Do Rich People Get Off Easier When They Break The Law? There has always been arguments over the thought of people with money getting away with breaking the laws easier. In every justice system there are things that seem unfair to some. Wealthy people have the money to buy better options to win their cases than people without money. Some people think that wealthy people get simpler punishments than “regular” people.
Officials need to crack down more on sobriety check-ins, vehicle ignition –interlocks, and arrest and detainment of first time offenders. A typical person that is accused of drunk driving is convicted of a very small punishment a fine, short period time in jail or restriction use is the typical punishment. Which sends the message law officials have let drunk drivers get away with their crimes by the time of arrest they have already drove well over 80 while drunk

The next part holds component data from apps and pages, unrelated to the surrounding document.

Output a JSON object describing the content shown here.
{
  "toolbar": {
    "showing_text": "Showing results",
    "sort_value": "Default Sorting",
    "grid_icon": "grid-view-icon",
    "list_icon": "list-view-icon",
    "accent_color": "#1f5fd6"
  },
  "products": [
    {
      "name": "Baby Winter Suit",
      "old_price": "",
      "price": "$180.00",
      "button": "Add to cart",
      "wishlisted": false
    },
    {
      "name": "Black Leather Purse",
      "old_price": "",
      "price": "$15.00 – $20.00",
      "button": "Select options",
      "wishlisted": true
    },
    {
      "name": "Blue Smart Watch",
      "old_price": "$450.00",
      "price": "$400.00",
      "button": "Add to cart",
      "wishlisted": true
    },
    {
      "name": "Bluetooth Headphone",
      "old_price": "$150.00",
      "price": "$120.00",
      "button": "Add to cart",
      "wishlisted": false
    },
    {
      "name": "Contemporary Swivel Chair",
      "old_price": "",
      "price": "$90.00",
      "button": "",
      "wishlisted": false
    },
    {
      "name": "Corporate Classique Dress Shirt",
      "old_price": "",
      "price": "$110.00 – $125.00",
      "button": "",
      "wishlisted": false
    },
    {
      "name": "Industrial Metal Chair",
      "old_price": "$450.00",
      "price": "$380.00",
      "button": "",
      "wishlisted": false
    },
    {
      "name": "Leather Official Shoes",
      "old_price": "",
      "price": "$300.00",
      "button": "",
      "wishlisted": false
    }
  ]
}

The exploitative political systems within Fritz Lang’s film Metropolis (1927) and George Orwell’s 1984 position the reader to invest emotionally in the plight of individuals. The texts offer a critique of the repressive social conditions within the composers’ social, historical and cultural context. Lang’s avant-guarde film focuses on problematic social tensions between the capitalist elite and proletariat in the Weimer Republic. 1984 also explores concerns about the hierarchical division of power, satirising totalitarian systems of indoctrination and repression in a post WWII society. In this sense, the didactic representations extrapolate from contextual fears but through an evaluation of the intertextual perspectives, they offer different

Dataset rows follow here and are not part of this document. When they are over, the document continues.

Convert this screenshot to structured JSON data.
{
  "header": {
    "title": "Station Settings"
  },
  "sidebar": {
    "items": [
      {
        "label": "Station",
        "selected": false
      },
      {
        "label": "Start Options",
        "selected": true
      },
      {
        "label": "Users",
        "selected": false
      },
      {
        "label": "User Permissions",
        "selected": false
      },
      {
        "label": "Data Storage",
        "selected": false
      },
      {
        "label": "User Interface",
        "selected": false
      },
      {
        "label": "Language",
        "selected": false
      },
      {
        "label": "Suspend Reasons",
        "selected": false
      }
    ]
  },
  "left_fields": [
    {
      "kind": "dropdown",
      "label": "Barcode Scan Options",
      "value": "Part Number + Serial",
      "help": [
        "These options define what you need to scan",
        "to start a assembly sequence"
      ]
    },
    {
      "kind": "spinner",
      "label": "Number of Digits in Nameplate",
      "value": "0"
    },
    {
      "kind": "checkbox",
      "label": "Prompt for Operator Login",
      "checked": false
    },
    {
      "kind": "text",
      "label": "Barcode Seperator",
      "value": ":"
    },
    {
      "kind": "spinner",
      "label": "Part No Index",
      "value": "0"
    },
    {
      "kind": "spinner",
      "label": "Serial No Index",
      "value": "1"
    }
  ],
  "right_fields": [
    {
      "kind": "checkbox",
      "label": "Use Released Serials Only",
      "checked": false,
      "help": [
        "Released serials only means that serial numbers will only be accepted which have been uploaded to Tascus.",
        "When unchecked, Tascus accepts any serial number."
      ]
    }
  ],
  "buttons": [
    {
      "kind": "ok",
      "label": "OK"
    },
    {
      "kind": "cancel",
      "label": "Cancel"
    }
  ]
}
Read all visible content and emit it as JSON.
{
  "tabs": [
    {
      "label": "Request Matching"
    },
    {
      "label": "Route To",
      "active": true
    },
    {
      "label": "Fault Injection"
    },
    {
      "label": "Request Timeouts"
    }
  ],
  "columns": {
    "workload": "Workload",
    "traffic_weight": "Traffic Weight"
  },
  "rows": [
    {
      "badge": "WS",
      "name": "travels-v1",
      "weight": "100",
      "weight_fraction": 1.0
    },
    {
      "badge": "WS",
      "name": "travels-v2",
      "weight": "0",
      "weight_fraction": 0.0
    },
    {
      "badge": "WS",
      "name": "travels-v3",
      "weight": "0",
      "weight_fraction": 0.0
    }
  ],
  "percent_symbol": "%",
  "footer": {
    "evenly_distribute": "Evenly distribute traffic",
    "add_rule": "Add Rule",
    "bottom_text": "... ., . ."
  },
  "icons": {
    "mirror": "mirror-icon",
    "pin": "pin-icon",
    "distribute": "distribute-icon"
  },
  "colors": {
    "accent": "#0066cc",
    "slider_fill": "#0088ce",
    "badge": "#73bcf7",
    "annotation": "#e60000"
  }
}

We open the door to potentially violent drug crimes due to people who are high on drugs who use poor judgement, and could easily hurt someone or possibly injure or harm themselves. "Nonviolent" offenders sent to prison are not nice people. They could have committed any of the following crimes and still be classified "nonviolent": burglary, breaking and entering, grand theft auto, identity theft, drug trafficking, and the list go on and

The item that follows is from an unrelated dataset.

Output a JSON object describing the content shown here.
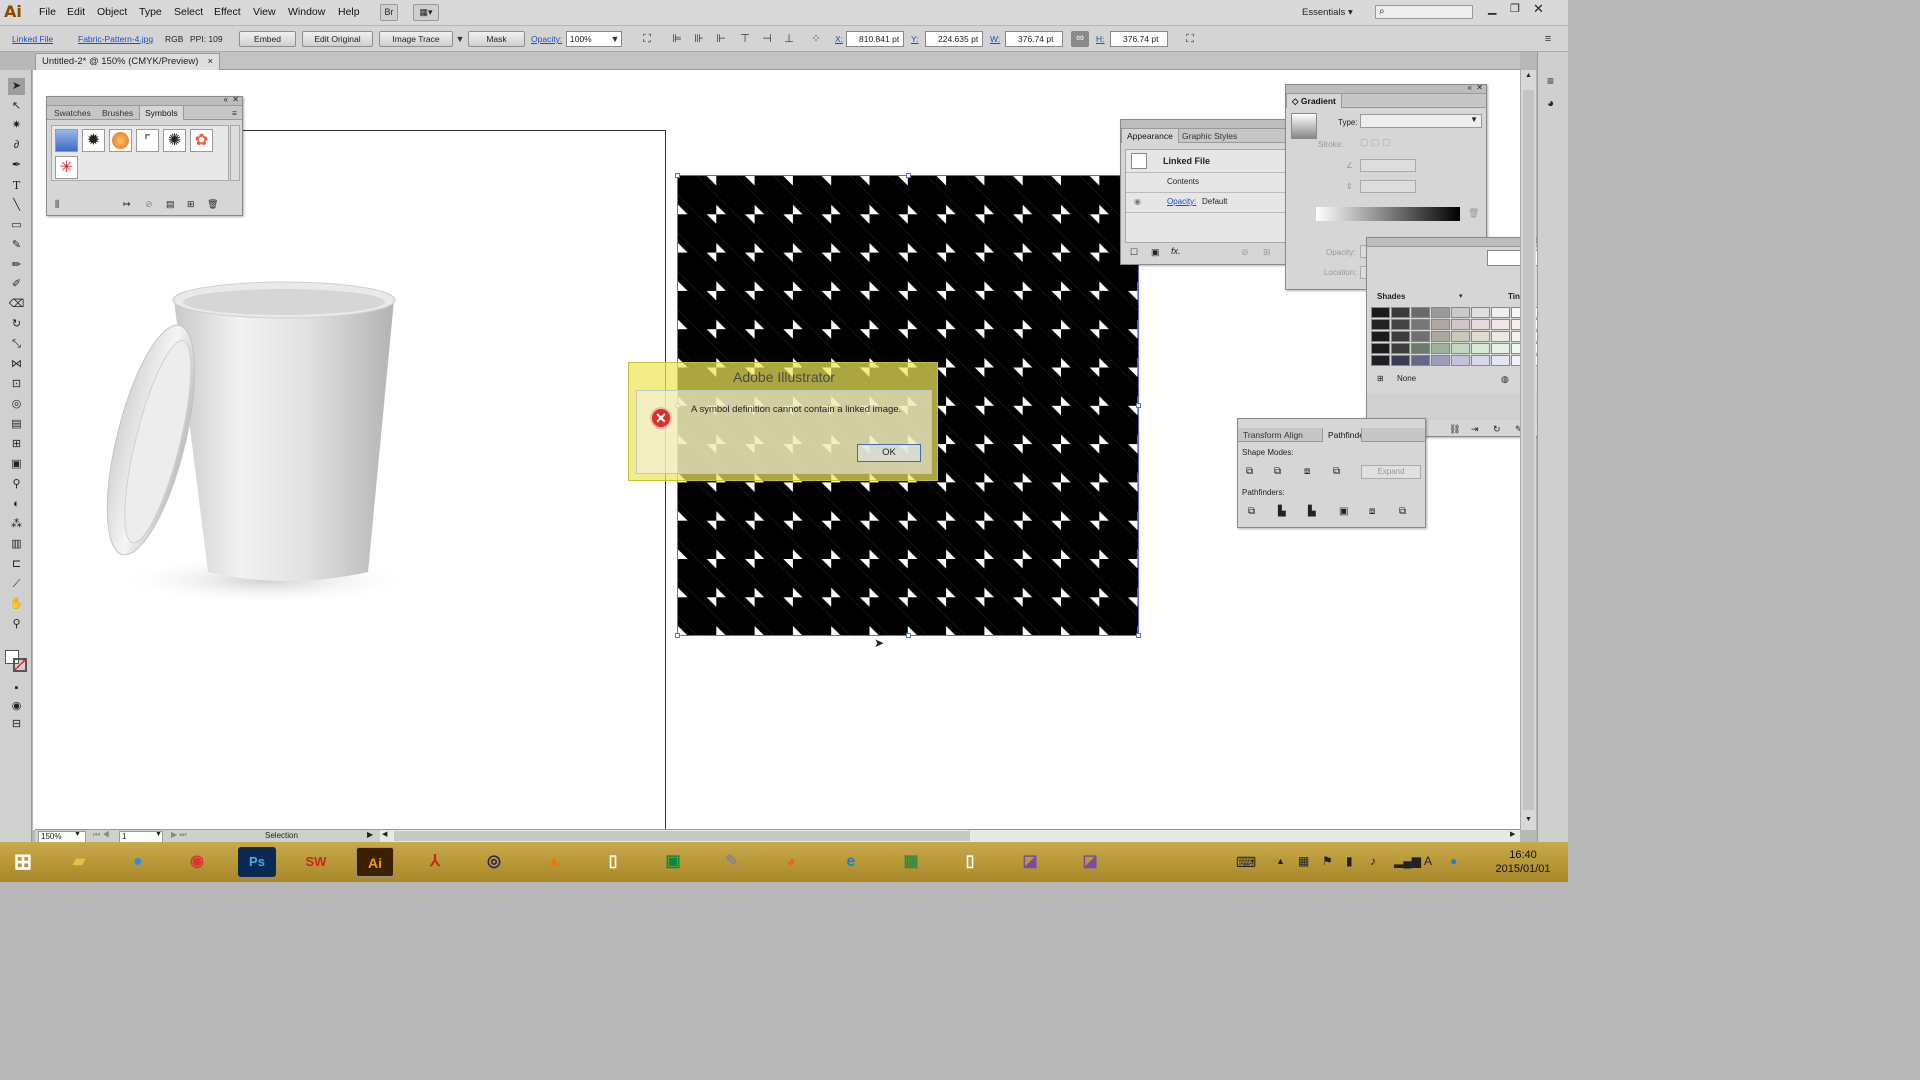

Willy Loman is caught up in his interpretation of the “American Dream” of becoming a successful salesman. Willy does not only want this lifestyle for himself, but for both of his sons to follow in his footsteps of becoming a salesman. While Willy has been working as a salesman for the same company for decades he has never received any recognition for his hard work and dedication. All of his hard work and dedication was to become like the salesman who had hundreds of salesmen and buyers show up to his funeral because he was so well liked. Biff, dreams of moving out West and working freely, because this is not the idea that Willy had in mind it causes conflict between the two.
Donald does have any concept of wealth or riches, he offers the money his older brother worked incredibly hard for to Webster. Donald does not know how to handle money at all and he is not content with his life. After reading the short story, "The Rich Brother," there is an anomaly created as to who Wolff is referring to as the rich brother, however, after further investigation the reader can infer that Pete is the rich brother, and not
Mari Lopez Television, Film & Theatre “Raisin in Sun” Character Analysis One of the main characters in “A Raisin in the Sun,” written by Lorraine Hansberry, is the typical man of a household named Walter. This strong character had a lifetime dream of becoming rich in order to provide for his family as the wealthy families did. He is determined to become wealthy by investing in a liquor store with his father's insurance money, but that does not end up happening. Hansberry describes Walter as the typical tall African American who believes that his ways are always the best but, unfortunately, that is not exactly true. Instead, he causes quite a disappointment towards his family because he ends up losing his father's insurance money.
Over the course of his lifetime, both Willy and his sons fall short of the impossible standards of this dream. Willy conducts his whole life based on the belief that any man who is good-looking, charismatic, and “well-liked” deserves success and will naturally achieve it (1.30). He attempts to make his mark by working as a salesman because, according to him, “selling [is] the greatest
Dealing drugs is one of the uncongenial ways to make money to take care of the family. Sometimes people must do what they must do. Yes, this does have implications for sociologists. The reason considers the impact that certain products like crack cocaine have on local communities. Crack and other drugs also set many impoverished communities back because of the catastrophic effects of addiction or imprisonment (Levitt).
"While I do believe being tough on crime is a good thing in general, it's the role of the judge to determine it." Mandatory minimum sentences often tie a judge's hands, robbing them of their right to tailor sentences to a specific situation. I suppose tough-on-crime laws “worked" if success is only measured by the increase of prisoner populations. However, one of the unbelievable little details of this new tough-on-crime stance is how differently the federal government views crack cocaine and powder cocaine. I am thankfully not an expert on cocaine or its use, but a cursory Google search tells me that crack cocaine is just powder cocaine mixed with baking soda.